Guided by Cameron Cox. This was a set departure tour.
For the nature photographer, or indeed, birdwatcher Alaska can be problematic. There is the problem of the towering snow-capped peaks, vast stretches of ocean pack ice, vast fields of blooming purple lupines, and other extraordinarily beautiful scenery, which is constantly trying to distract you from wildlife photography! For the bird photographer another problem is the other spectacular wildlife like moose, bears and fur seals that compete with the birds for time in front of your lens. Then the birds themselves pose a problem; which to shoot? Alaska hosts a number of specialty birds and you can only shoot one at a time; which to choose? The biggest problem with Alaska though is it’s a bucket list place, a place everyone should experience at least once in their lifetime. The reality with Alaska though is that once you’ve been it tends to be right back at the top of the list all over again. It must be one of the biggest repeat venues on the tour circuit, and if you’ve been, you’ll quickly understand why, it’s an addictive place that stands alone from anything else out there. Despite these seemingly insurmountable Alaska problems, we gathered a group of photographers ready and willing to try their luck to get a “few” good images. Over the course of fifteen days we managed to get more than a fewer keepers while having a fantastic time in the process! Tropical Birding had two groups in Alaska this year, and more than a few in the groups were already talking about returning to Alaska before the trip end.

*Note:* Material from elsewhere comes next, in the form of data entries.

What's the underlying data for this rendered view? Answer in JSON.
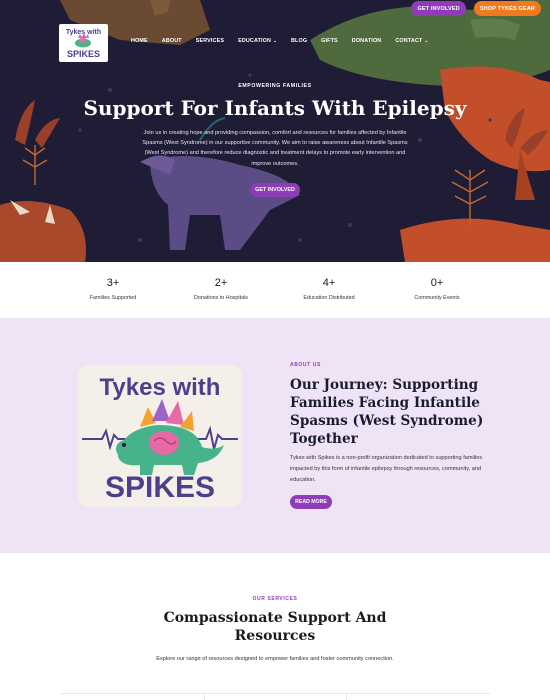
{
  "top_actions": {
    "get_involved": "GET INVOLVED",
    "shop": "SHOP TYKES GEAR"
  },
  "logo": {
    "line1": "Tykes with",
    "line2": "SPIKES"
  },
  "nav": {
    "items": [
      "HOME",
      "ABOUT",
      "SERVICES",
      "EDUCATION",
      "BLOG",
      "GIFTS",
      "DONATION",
      "CONTACT"
    ]
  },
  "hero": {
    "kicker": "EMPOWERING FAMILIES",
    "title": "Support For Infants With Epilepsy",
    "text": "Join us in creating hope and providing compassion, comfort and resources for families affected by Infantile Spasms (West Syndrome) in our supportive community. We aim to raise awareness about Infantile Spasms (West Syndrome) and therefore reduce diagnostic and treatment delays to promote early intervention and improve outcomes.",
    "button": "GET INVOLVED"
  },
  "stats": [
    {
      "value": "3+",
      "label": "Families Supported"
    },
    {
      "value": "2+",
      "label": "Donations to Hospitals"
    },
    {
      "value": "4+",
      "label": "Education Distributed"
    },
    {
      "value": "0+",
      "label": "Community Events"
    }
  ],
  "about": {
    "kicker": "ABOUT US",
    "title": "Our Journey: Supporting Families Facing Infantile Spasms (West Syndrome) Together",
    "text": "Tykes with Spikes is a non-profit organization dedicated to supporting families impacted by this form of infantile epilepsy through resources, community, and education.",
    "button": "READ MORE",
    "logo_line1": "Tykes with",
    "logo_line2": "SPIKES"
  },
  "services": {
    "kicker": "OUR SERVICES",
    "title": "Compassionate Support And Resources",
    "text": "Explore our range of resources designed to empower families and foster community connection."
  },
  "colors": {
    "purple": "#8e3db7",
    "orange": "#f07a1c",
    "hero_bg": "#1f1c36",
    "about_bg": "#efe4f5"
  }
}
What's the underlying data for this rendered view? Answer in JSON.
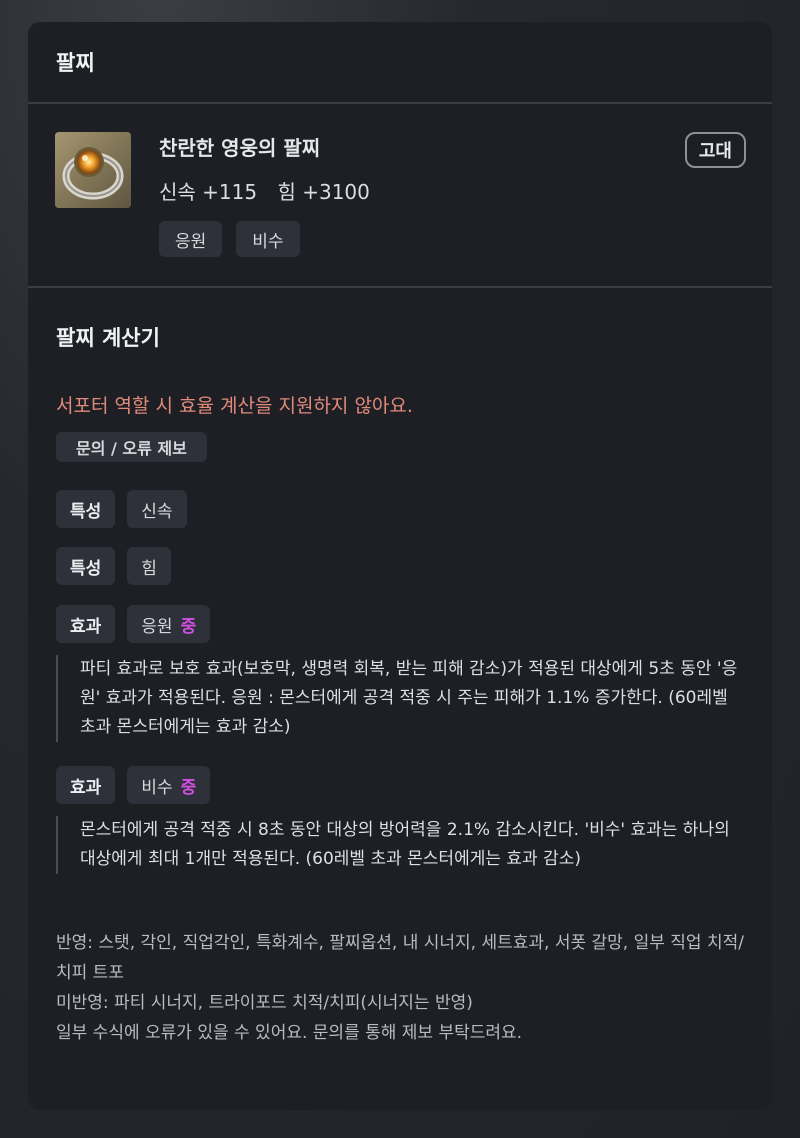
{
  "header": {
    "title": "팔찌"
  },
  "item": {
    "name": "찬란한 영웅의 팔찌",
    "grade": "고대",
    "stats": [
      "신속 +115",
      "힘 +3100"
    ],
    "tags": [
      "응원",
      "비수"
    ],
    "icon": "bracelet-icon"
  },
  "calculator": {
    "title": "팔찌 계산기",
    "warning": "서포터 역할 시 효율 계산을 지원하지 않아요.",
    "report_button": "문의 / 오류 제보",
    "traits": [
      {
        "label": "특성",
        "value": "신속"
      },
      {
        "label": "특성",
        "value": "힘"
      }
    ],
    "effects": [
      {
        "label": "효과",
        "value": "응원",
        "grade": "중",
        "description": "파티 효과로 보호 효과(보호막, 생명력 회복, 받는 피해 감소)가 적용된 대상에게 5초 동안 '응원' 효과가 적용된다. 응원 : 몬스터에게 공격 적중 시 주는 피해가 1.1% 증가한다. (60레벨 초과 몬스터에게는 효과 감소)"
      },
      {
        "label": "효과",
        "value": "비수",
        "grade": "중",
        "description": "몬스터에게 공격 적중 시 8초 동안 대상의 방어력을 2.1% 감소시킨다. '비수' 효과는 하나의 대상에게 최대 1개만 적용된다. (60레벨 초과 몬스터에게는 효과 감소)"
      }
    ],
    "footer": [
      "반영: 스탯, 각인, 직업각인, 특화계수, 팔찌옵션, 내 시너지, 세트효과, 서폿 갈망, 일부 직업 치적/치피 트포",
      "미반영: 파티 시너지, 트라이포드 치적/치피(시너지는 반영)",
      "일부 수식에 오류가 있을 수 있어요. 문의를 통해 제보 부탁드려요."
    ]
  },
  "colors": {
    "warning": "#e08a7a",
    "grade_mid": "#d24ee0",
    "panel": "#1d1f25"
  }
}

The first leg of our Alaska adventure took us to Barrow; as near the top of the world as is possible in the US, deep within the Arctic tundra. Our targets on the edge of the Arctic Ocean were Spectacled, Steller’s and King Eiders and the iconic Snowy Owl, as well as many species of breeding shorebirds. Then we journeyed to Nome, a little town on the Seward Peninsula on the shores of the Bering Sea. Here we targeted a wide range of species: Arctic Warbler, Bluethroat, Willow and Rock Ptarmigans, Gyrfalcon, Aleutian Tern, and many other species of waterbirds. After Nome we returned to Anchorage and worked our way to the town of Seward in the southeast. Breeding Red-necked Grebe, Boreal Chickadee, Arctic Tern, and many breeding ducks were found in the Anchorage area. In Seward we took a boat trip through beautiful fjords to seabird colonies and up to the edges of the Hardy Ice Field to view scenic glaciers of deep blue ice. Alcids were our main targets here: Horned and Tufted Puffins, Common Murre, Rhinoceros Auklet, Pigeon Guillemot, Marbled Murrelet, and the crowning jewel, Kittlitz’s Murrelet! Also enchanting Humpback Whales and other marine mammals like Sea Otter, Steller’s Sea Lions, and Dall’s Porpoise featured too.

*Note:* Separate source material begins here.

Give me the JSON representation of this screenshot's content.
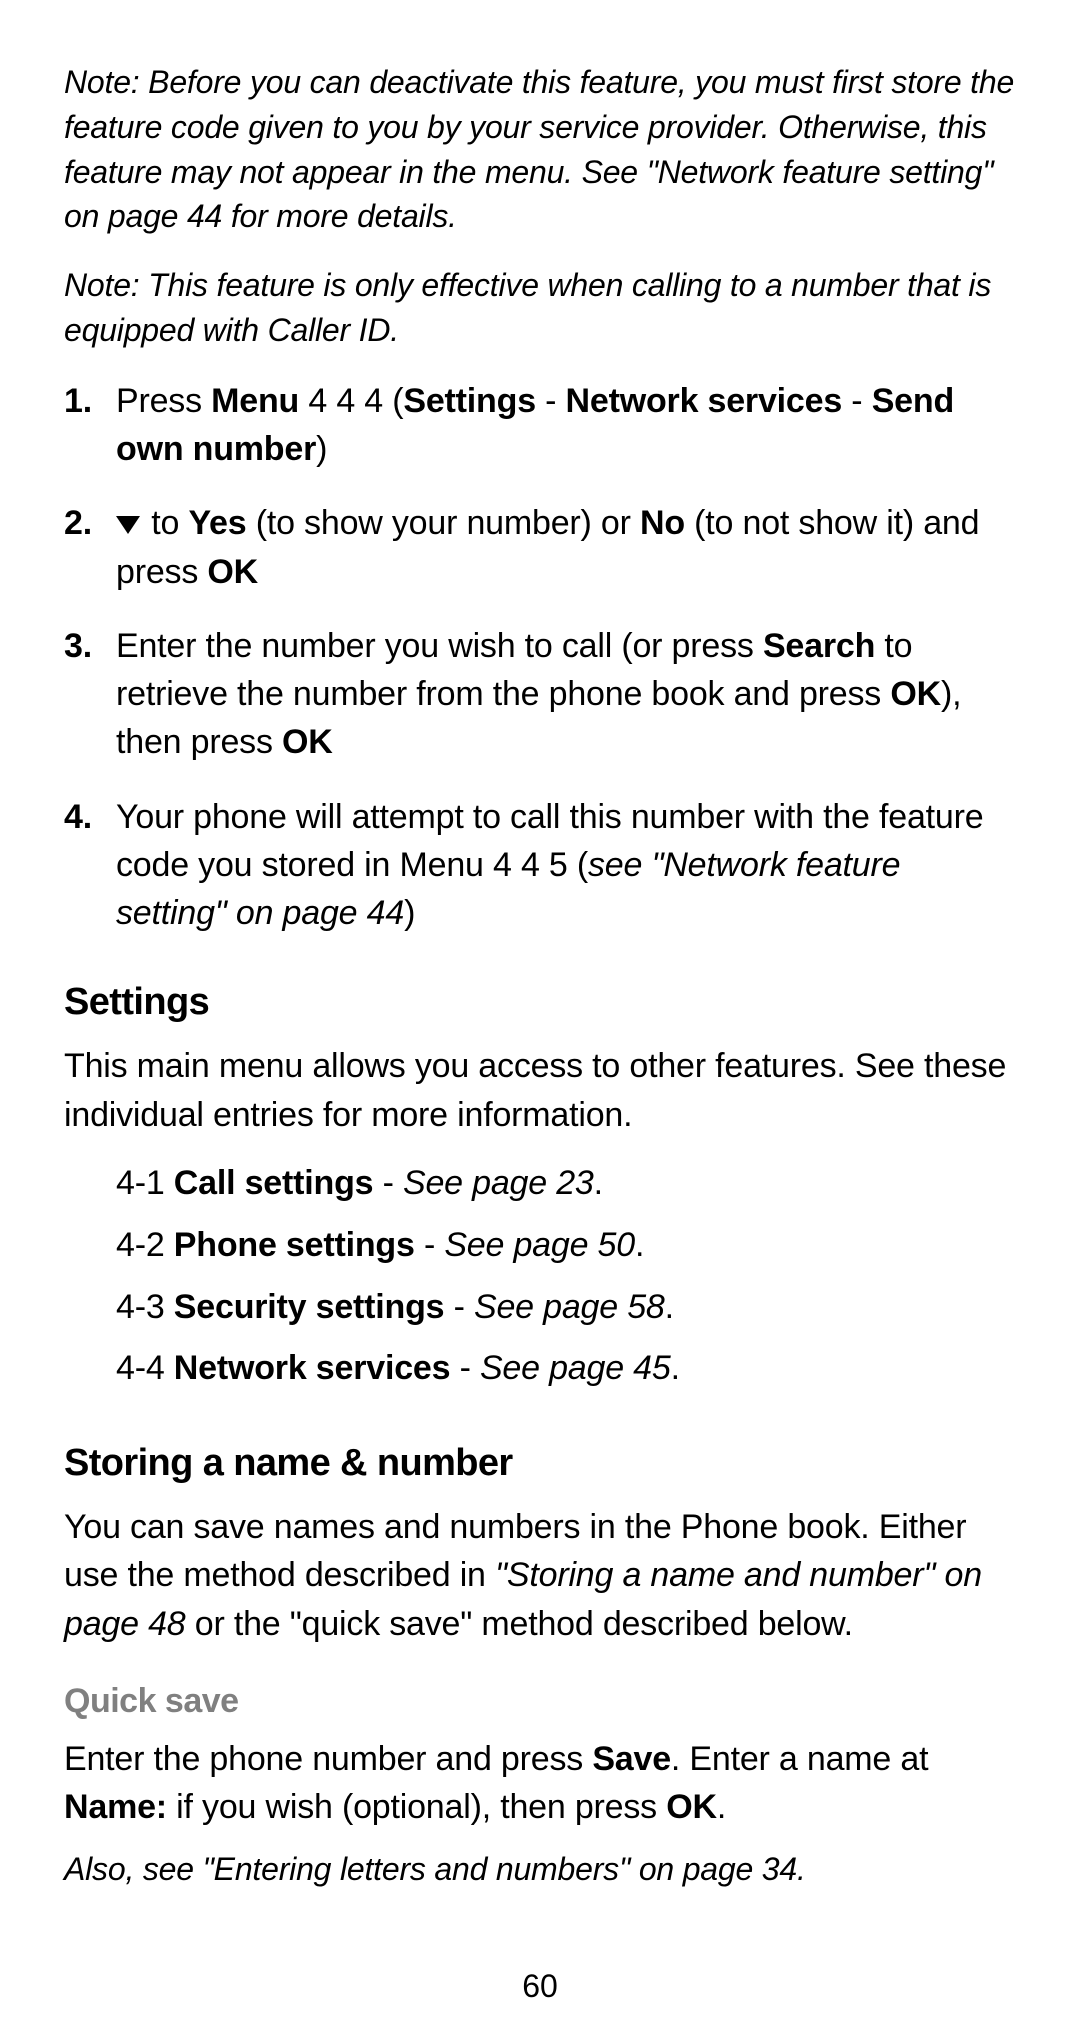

Some of the group continued on to Brooks Falls, in Katmai National Park, for an extension photographing Brown Bears feasting on salmon. The show of bears and numbers of salmon at these famous falls is a wildlife spectacle beyond description. A segment of the group continued on further still, to St. Paul Island in the famed Pribilof chain. Here the photography of puffins, auklets, murres, and fur seals is the best in the world. Arctic Foxes and other specialty birds such as Red-legged Kittiwake and Red-faced Cormorant capped this off perfectly.